* RECORDS FOR THIS TASK *
**********
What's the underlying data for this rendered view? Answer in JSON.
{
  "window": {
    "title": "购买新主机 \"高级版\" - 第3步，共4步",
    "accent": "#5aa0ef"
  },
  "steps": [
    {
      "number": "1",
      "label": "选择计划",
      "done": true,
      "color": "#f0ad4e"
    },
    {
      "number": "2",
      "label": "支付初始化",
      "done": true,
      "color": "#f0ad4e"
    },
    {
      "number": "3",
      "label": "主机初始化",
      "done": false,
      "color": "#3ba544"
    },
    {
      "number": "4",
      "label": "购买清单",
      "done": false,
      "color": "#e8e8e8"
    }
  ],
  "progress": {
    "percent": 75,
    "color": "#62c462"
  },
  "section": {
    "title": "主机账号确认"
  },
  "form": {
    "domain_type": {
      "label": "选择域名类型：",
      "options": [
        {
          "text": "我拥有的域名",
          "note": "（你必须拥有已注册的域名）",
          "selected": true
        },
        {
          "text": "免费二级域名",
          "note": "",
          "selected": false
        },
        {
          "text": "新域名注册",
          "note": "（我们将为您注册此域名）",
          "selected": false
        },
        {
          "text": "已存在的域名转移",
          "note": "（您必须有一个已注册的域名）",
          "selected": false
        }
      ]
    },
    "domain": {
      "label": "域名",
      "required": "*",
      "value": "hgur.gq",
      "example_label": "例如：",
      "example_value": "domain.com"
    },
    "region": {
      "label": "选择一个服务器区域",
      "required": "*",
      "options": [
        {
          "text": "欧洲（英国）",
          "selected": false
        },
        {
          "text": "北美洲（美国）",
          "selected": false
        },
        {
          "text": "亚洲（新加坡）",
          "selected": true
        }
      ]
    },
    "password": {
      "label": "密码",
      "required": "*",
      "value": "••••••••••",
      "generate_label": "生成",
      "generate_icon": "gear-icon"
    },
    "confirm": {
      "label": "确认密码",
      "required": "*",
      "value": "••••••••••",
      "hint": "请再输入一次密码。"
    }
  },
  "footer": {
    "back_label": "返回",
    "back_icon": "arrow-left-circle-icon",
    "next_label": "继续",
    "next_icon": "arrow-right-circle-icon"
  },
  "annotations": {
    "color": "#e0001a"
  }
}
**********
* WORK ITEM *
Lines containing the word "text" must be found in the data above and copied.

* REPLY TO THE TASK *
          "text": "我拥有的域名",
          "text": "免费二级域名",
          "text": "新域名注册",
          "text": "已存在的域名转移",
          "text": "欧洲（英国）",
          "text": "北美洲（美国）",
          "text": "亚洲（新加坡）",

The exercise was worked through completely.